● Task item:
Look for the string "distance" in the listing below and copy every line in which it appears.

● Material provided:
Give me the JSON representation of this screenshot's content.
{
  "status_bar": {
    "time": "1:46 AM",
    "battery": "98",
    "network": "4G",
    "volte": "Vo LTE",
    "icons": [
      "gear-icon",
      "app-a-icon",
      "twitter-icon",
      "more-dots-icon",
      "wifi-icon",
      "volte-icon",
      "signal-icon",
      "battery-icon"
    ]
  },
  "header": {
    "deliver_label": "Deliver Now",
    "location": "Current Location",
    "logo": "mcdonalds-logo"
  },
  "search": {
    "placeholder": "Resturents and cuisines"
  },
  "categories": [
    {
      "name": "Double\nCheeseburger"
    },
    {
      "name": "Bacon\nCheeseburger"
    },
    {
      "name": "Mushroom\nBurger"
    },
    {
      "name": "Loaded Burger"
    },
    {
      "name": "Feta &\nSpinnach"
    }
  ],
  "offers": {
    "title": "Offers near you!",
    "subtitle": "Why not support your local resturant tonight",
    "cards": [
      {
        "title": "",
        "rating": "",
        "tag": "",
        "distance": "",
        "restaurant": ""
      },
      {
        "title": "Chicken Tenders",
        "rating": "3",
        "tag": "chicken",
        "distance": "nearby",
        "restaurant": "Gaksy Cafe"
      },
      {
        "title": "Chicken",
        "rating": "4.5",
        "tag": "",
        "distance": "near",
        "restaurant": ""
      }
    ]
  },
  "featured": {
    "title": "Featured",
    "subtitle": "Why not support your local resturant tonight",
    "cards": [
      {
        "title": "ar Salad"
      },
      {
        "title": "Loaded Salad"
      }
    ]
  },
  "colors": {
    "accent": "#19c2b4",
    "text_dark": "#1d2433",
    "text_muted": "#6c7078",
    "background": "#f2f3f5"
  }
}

● Solution:
        "distance": "",
        "distance": "nearby",
        "distance": "near",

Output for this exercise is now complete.